Attorneys are encouraged to support and contribute to State Bar programs and bar-related entities
that are not funded by State Bar annual fees.
The list below summarizes the goals of those entities
and provides a link for additional information.
The Justice Gap Fund
implements AB 2301 (2006), which authorizes the State Bar to solicit contributions
from its members to support legal services for low-income Californians.
Legal services for the indigent are a critical component of the justice system,
helping to improve trust and confidence in the court system and
working to ensure justice for vulnerable individuals who cannot represent themselves.
The Elimination of Bias Fund maintains programs that address concerns of bias in the legal profession.
In addition to funding various outreach and education activities, the Elimination of
Bias Fund supports the work of the Council on Access & Fairness, which acts in an advisory capacity to the
Board of Trustees to enhance diversity opportunities and advancement in the legal profession.
Initiatives to educate students about the law and legal career opportunities are also a focus of the council.
The Office of Bar Relations Outreach provides program development and support services to more than 270
voluntary bar associations
throughout the state.
The State Bar's Governmental Affairs activities include advocating and advancing agency policies, budgetary items,
and legislative priorities; while ensuring positive and effective relations between the State Bar, the Legislature,
and the executive branch of government.
The Bar's legislative efforts help ensure the protection of the public in matters relating to the practice of law,
to increase access to and improve the delivery of legal services to the people of California,
and to improve the administration of justice in the state.
The State Bar's Governmental Affairs activities are funded entirely through voluntary sources.
The California Bar Foundation assists young people in developing an interest in the law
and in going to law school on scholarships.
A donation will:
Donations of $250 or more receive special recognition in the Leadership Circle.
In addition, contributions are tax-deductible to the extent provided by law.
For more information, visit the foundation's website.
The mission of the California Supreme Court Historical Society is twofold:
preserving the rich legal history of our state and broadening public understanding of,
and appreciation for, the contributions of courts and attorneys to California's history.
In carrying out this mission, during the past year the society:
More than 90 percent of the society's revenue comes from donations by individual attorneys
through the State Bar dues process.
Those donations are tax-deductible to the extent provided by law.
The independent Conference of California Bar Associations (CCBA) provides California attorneys

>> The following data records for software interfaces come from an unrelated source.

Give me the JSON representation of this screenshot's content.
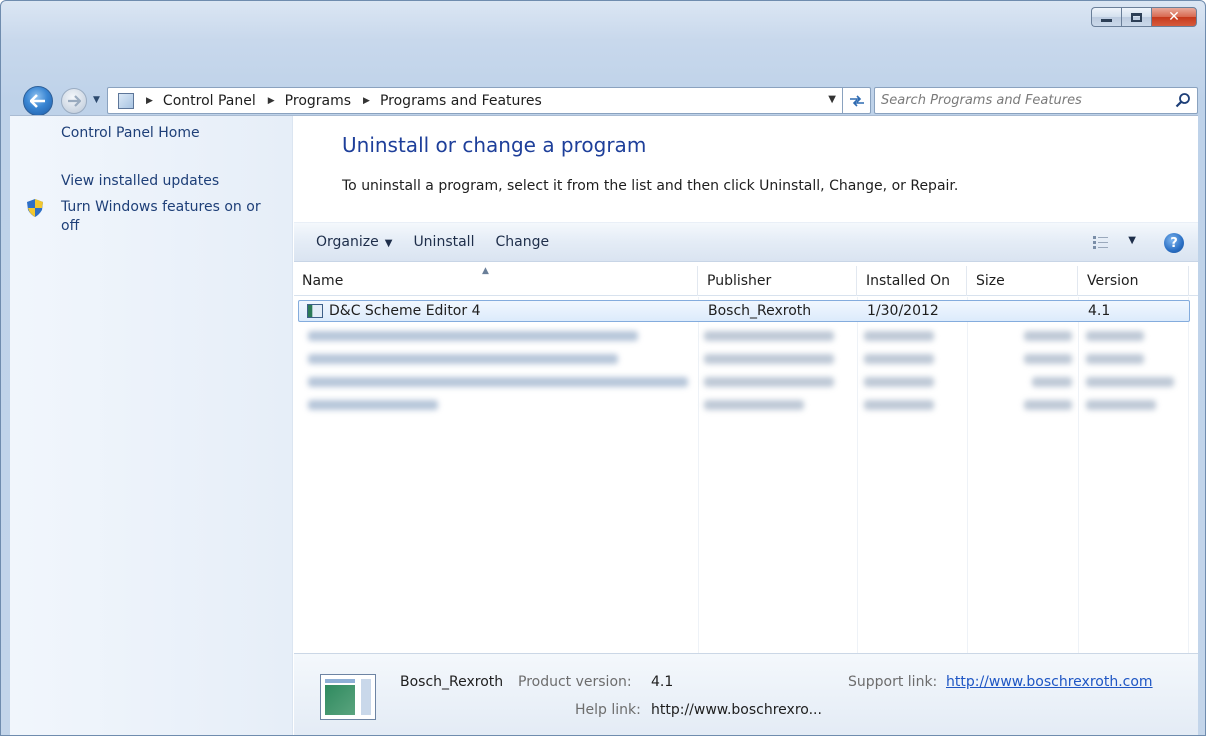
{
  "window": {
    "caption": {
      "minimize": "minimize",
      "maximize": "maximize",
      "close": "✕"
    }
  },
  "address": {
    "breadcrumbs": [
      "Control Panel",
      "Programs",
      "Programs and Features"
    ]
  },
  "search": {
    "placeholder": "Search Programs and Features"
  },
  "sidebar": {
    "links": [
      "Control Panel Home",
      "View installed updates",
      "Turn Windows features on or off"
    ]
  },
  "main": {
    "title": "Uninstall or change a program",
    "description": "To uninstall a program, select it from the list and then click Uninstall, Change, or Repair."
  },
  "toolbar": {
    "organize": "Organize",
    "uninstall": "Uninstall",
    "change": "Change",
    "help": "?"
  },
  "list": {
    "columns": [
      "Name",
      "Publisher",
      "Installed On",
      "Size",
      "Version"
    ],
    "rows": [
      {
        "name": "D&C Scheme Editor 4",
        "publisher": "Bosch_Rexroth",
        "installed_on": "1/30/2012",
        "size": "",
        "version": "4.1"
      }
    ]
  },
  "details": {
    "publisher": "Bosch_Rexroth",
    "product_version_label": "Product version:",
    "product_version": "4.1",
    "help_link_label": "Help link:",
    "help_link": "http://www.boschrexro...",
    "support_link_label": "Support link:",
    "support_link": "http://www.boschrexroth.com"
  },
  "colors": {
    "accent": "#1e3f9a",
    "link": "#1e56c4",
    "selection_border": "#84acdd"
  }
}
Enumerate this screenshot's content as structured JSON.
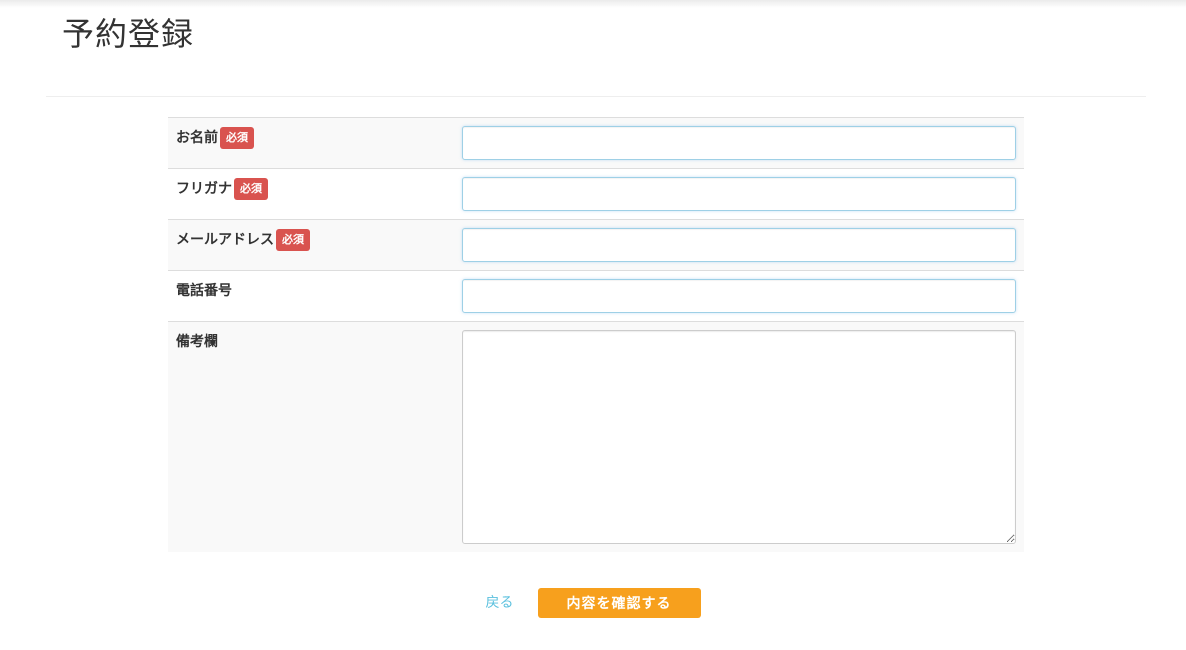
{
  "page": {
    "title": "予約登録"
  },
  "form": {
    "required_label": "必須",
    "fields": [
      {
        "label": "お名前",
        "required": true,
        "value": "",
        "placeholder": ""
      },
      {
        "label": "フリガナ",
        "required": true,
        "value": "",
        "placeholder": ""
      },
      {
        "label": "メールアドレス",
        "required": true,
        "value": "",
        "placeholder": ""
      },
      {
        "label": "電話番号",
        "required": false,
        "value": "",
        "placeholder": ""
      },
      {
        "label": "備考欄",
        "required": false,
        "value": "",
        "placeholder": ""
      }
    ]
  },
  "actions": {
    "back_label": "戻る",
    "confirm_label": "内容を確認する"
  },
  "colors": {
    "required_badge": "#d9534f",
    "confirm_button": "#f7a01d",
    "back_link": "#5bc0de"
  }
}
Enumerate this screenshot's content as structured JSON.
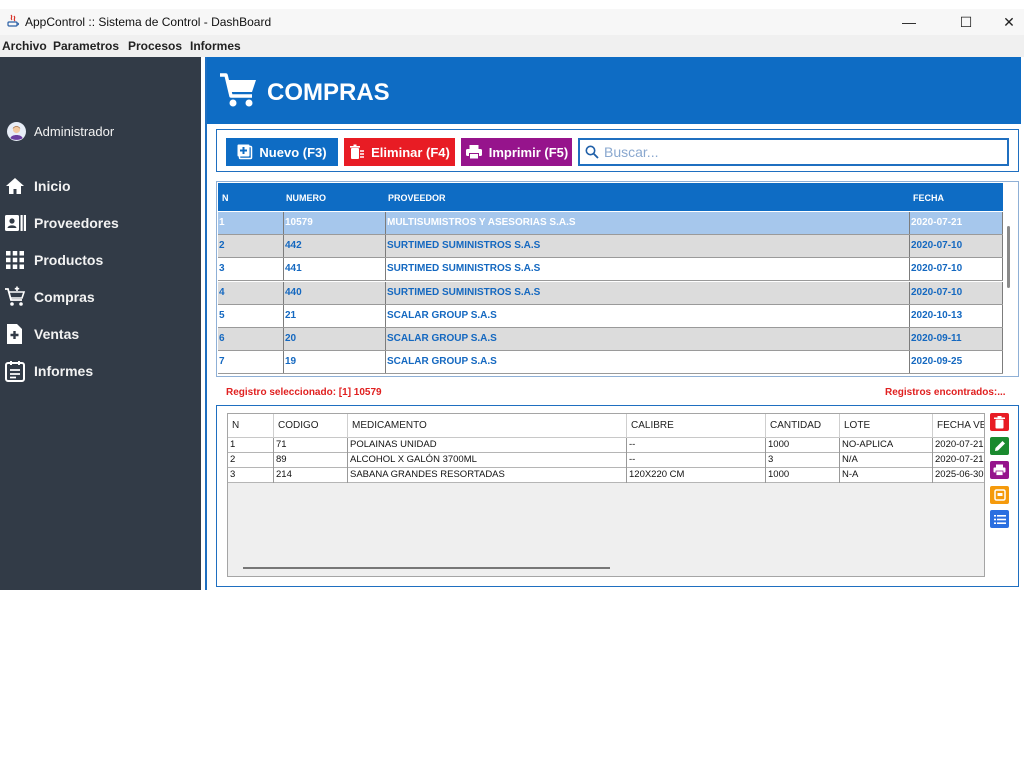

with an effective way to make positive changes to California public policy and
statutory law by developing, debating, sponsoring and lobbying for legislation.
Each year delegates from local and specialty bars throughout the state
develop resolutions proposing changes in state statutes and the rules of court
and debate those resolutions at the CCBA's annual conference.
There are often more than 100. With the help and guidance of the CCBA's legislative representatives,
many of those resolutions are then introduced as legislation and lobbied for in the California Legislature.
The independent CCBA is not part of the State Bar of California and receives no bar funding.